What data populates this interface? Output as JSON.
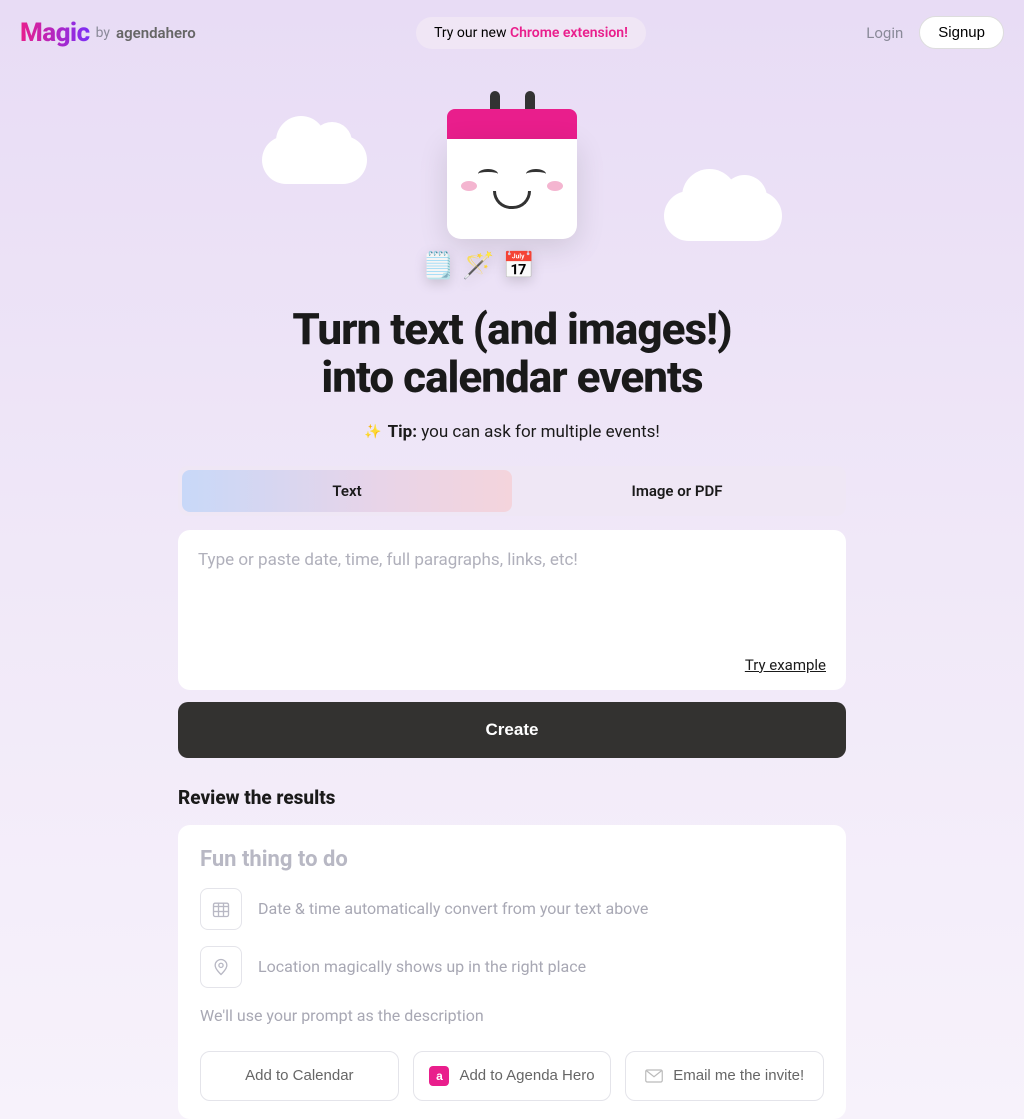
{
  "header": {
    "logo_magic": "Magic",
    "logo_by": "by",
    "logo_brand": "agendahero",
    "promo_prefix": "Try our new ",
    "promo_highlight": "Chrome extension!",
    "login": "Login",
    "signup": "Signup"
  },
  "hero": {
    "headline_l1": "Turn text (and images!)",
    "headline_l2": "into calendar events",
    "tip_label": "Tip:",
    "tip_text": " you can ask for multiple events!"
  },
  "tabs": {
    "text": "Text",
    "image": "Image or PDF"
  },
  "input": {
    "placeholder": "Type or paste date, time, full paragraphs, links, etc!",
    "try_example": "Try example"
  },
  "create_label": "Create",
  "review": {
    "title": "Review the results",
    "heading": "Fun thing to do",
    "date_text": "Date & time automatically convert from your text above",
    "location_text": "Location magically shows up in the right place",
    "desc_text": "We'll use your prompt as the description"
  },
  "actions": {
    "add_calendar": "Add to Calendar",
    "add_agenda": "Add to Agenda Hero",
    "email_invite": "Email me the invite!"
  }
}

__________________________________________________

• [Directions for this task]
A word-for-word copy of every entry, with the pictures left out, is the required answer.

• [Reply]
What data populates this interface? Output as JSON.
{
  "header": {
    "logo_magic": "Magic",
    "logo_by": "by",
    "logo_brand": "agendahero",
    "promo_prefix": "Try our new ",
    "promo_highlight": "Chrome extension!",
    "login": "Login",
    "signup": "Signup"
  },
  "hero": {
    "headline_l1": "Turn text (and images!)",
    "headline_l2": "into calendar events",
    "tip_label": "Tip:",
    "tip_text": " you can ask for multiple events!"
  },
  "tabs": {
    "text": "Text",
    "image": "Image or PDF"
  },
  "input": {
    "placeholder": "Type or paste date, time, full paragraphs, links, etc!",
    "try_example": "Try example"
  },
  "create_label": "Create",
  "review": {
    "title": "Review the results",
    "heading": "Fun thing to do",
    "date_text": "Date & time automatically convert from your text above",
    "location_text": "Location magically shows up in the right place",
    "desc_text": "We'll use your prompt as the description"
  },
  "actions": {
    "add_calendar": "Add to Calendar",
    "add_agenda": "Add to Agenda Hero",
    "email_invite": "Email me the invite!"
  }
}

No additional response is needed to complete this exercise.